Oklahoma Principal Facing Child Abuse Charges for Paddling Elementary School Students So Hard They Bruised

Stock image: School principal Gary Gunckel is facing felony child abuse charges after paddling two students. Getty Images

A school principal who spanked two students with a wooden paddle is facing abuse charges after the mother reported severe bruising. The students were reportedly punished for arguing with each other, and the paddling took place on September 6. Photos seen by Pittsburg County Sheriff Deputy Cody Vaughn showed both children with severe bruising.

Gary Gunckel, the principal of Indianola Public Schools in Oklahoma, has been charged with felony child abuse. He paddled the boys for disciplinary reasons—which is legal in Oklahoma. Gunckel, 50, also had permission from the parents to do so. However, they now argue that he used "excessive force."

The boys Gunckel spanked were aged 10-years-old and 11-years-old. According to the McAlester News-Capital, the Indianola Public Schools superintendent Adam Newman said Gunckel had been placed on administrative leave. On Friday, the school principal pleaded innocence at the Pittsburg County Courthouse. He spoke to McAlester News-Capital after his hearing and said he was "confident everything will turn out fine."

A statement from Newman's office stated that Gunckel will remain on leave until the "legal process determines the outcomes. In addition to following district policy, all administrators are asked to contact parents and offer alternatives to the discipline options," Newman said. "While the district has a policy in place that outlines the student discipline, including the types of discipline methods available for administrators to utilize, the administration will seek input from our community and parents, to determine their thoughts and opinions on whether or not we will change the discipline policy."

Last month, a school in Georgia announced it would start spanking students again. Georgia School for Innovation and the Classic contacted parents asking for permission to strike their children with a wooden paddle. If they refused permission, the alternative punishment would be up to five days' suspension.

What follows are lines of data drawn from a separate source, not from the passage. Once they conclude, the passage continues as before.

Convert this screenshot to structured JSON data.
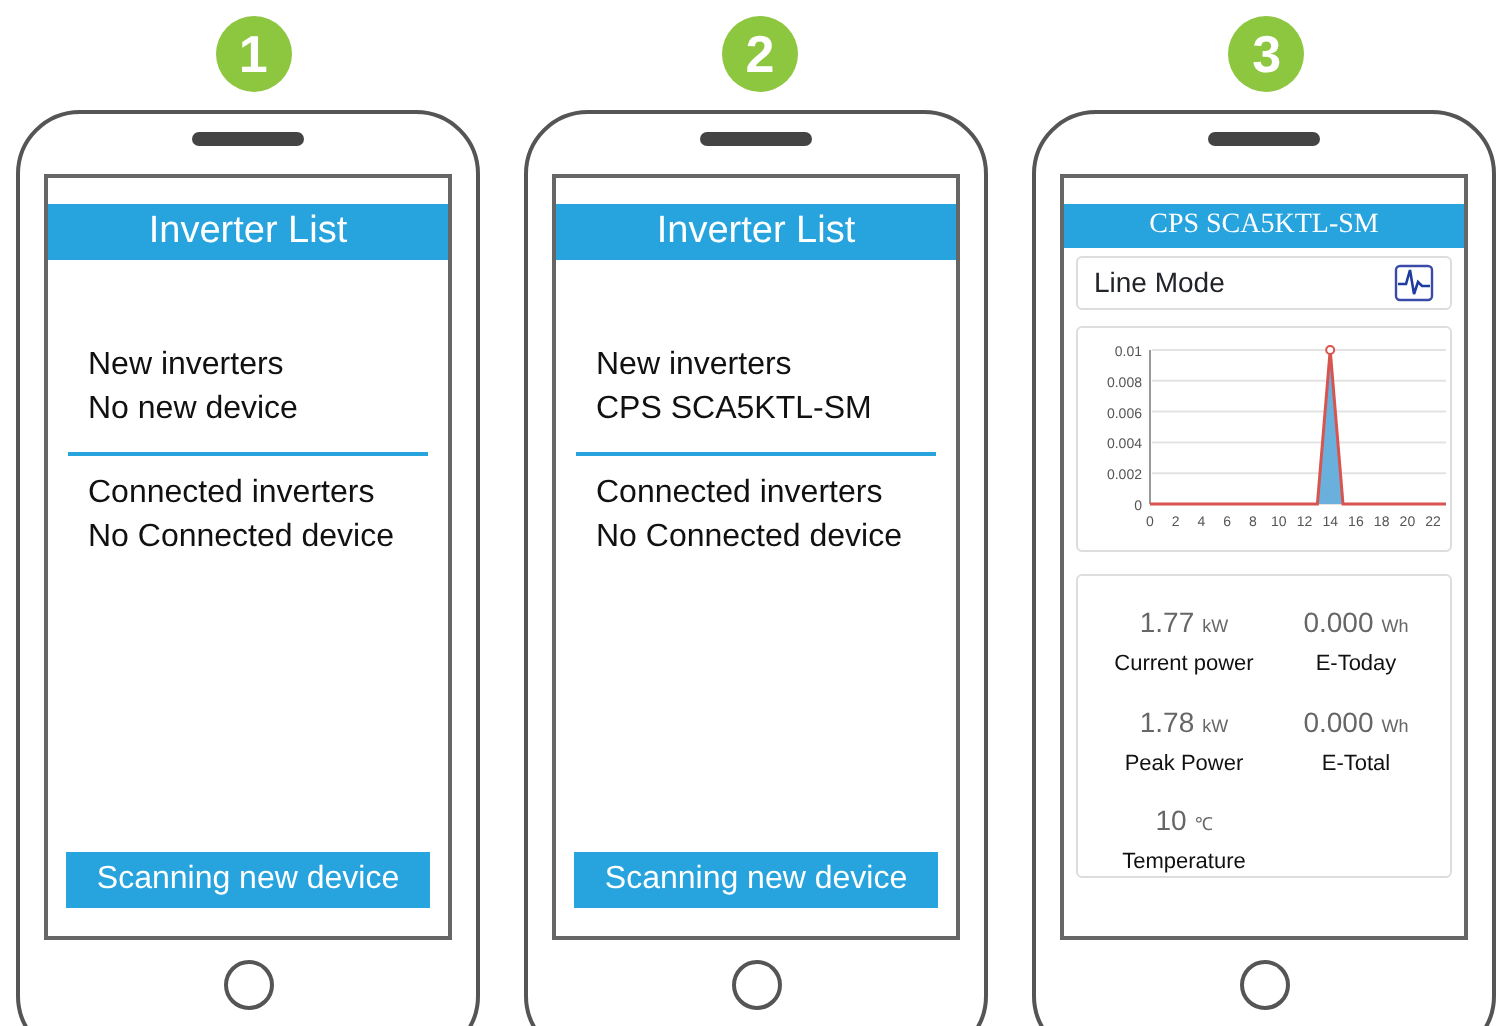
{
  "step_badges": [
    "1",
    "2",
    "3"
  ],
  "phones": [
    {
      "kind": "list",
      "title": "Inverter List",
      "sections": [
        {
          "heading": "New inverters",
          "value": "No new device"
        },
        {
          "heading": "Connected inverters",
          "value": "No Connected device"
        }
      ],
      "button": "Scanning new device"
    },
    {
      "kind": "list",
      "title": "Inverter List",
      "sections": [
        {
          "heading": "New inverters",
          "value": "CPS SCA5KTL-SM"
        },
        {
          "heading": "Connected inverters",
          "value": "No Connected device"
        }
      ],
      "button": "Scanning new device"
    },
    {
      "kind": "detail",
      "title": "CPS SCA5KTL-SM",
      "mode": "Line Mode",
      "chart_data": {
        "type": "area",
        "x": [
          0,
          1,
          2,
          3,
          4,
          5,
          6,
          7,
          8,
          9,
          10,
          11,
          12,
          13,
          14,
          15,
          16,
          17,
          18,
          19,
          20,
          21,
          22,
          23
        ],
        "grid": true,
        "series": [
          {
            "color": "#6ab0dc",
            "values": [
              0,
              0,
              0,
              0,
              0,
              0,
              0,
              0,
              0,
              0,
              0,
              0,
              0,
              0,
              0.01,
              0,
              0,
              0,
              0,
              0,
              0,
              0,
              0,
              0
            ]
          }
        ],
        "xlim": [
          0,
          23
        ],
        "ylim": [
          0,
          0.01
        ],
        "xticks": [
          0,
          2,
          4,
          6,
          8,
          10,
          12,
          14,
          16,
          18,
          20,
          22
        ],
        "yticks": [
          {
            "value": 0,
            "label": "0"
          },
          {
            "value": 0.002,
            "label": "0.002"
          },
          {
            "value": 0.004,
            "label": "0.004"
          },
          {
            "value": 0.006,
            "label": "0.006"
          },
          {
            "value": 0.008,
            "label": "0.008"
          },
          {
            "value": 0.01,
            "label": "0.01"
          }
        ]
      },
      "stats": [
        {
          "value": "1.77",
          "unit": "kW",
          "label": "Current power"
        },
        {
          "value": "0.000",
          "unit": "Wh",
          "label": "E-Today"
        },
        {
          "value": "1.78",
          "unit": "kW",
          "label": "Peak Power"
        },
        {
          "value": "0.000",
          "unit": "Wh",
          "label": "E-Total"
        },
        {
          "value": "10",
          "unit": "℃",
          "label": "Temperature"
        }
      ]
    }
  ]
}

Speaking to USA Today, superintendent Jody Boulineau said the corporal punishment had officially been reinstated—but did not reveal if any students had yet been struck. Students would be taken "behind closed doors," forced to put their hands on their knees or furniture, and "struck on the buttocks with a paddle."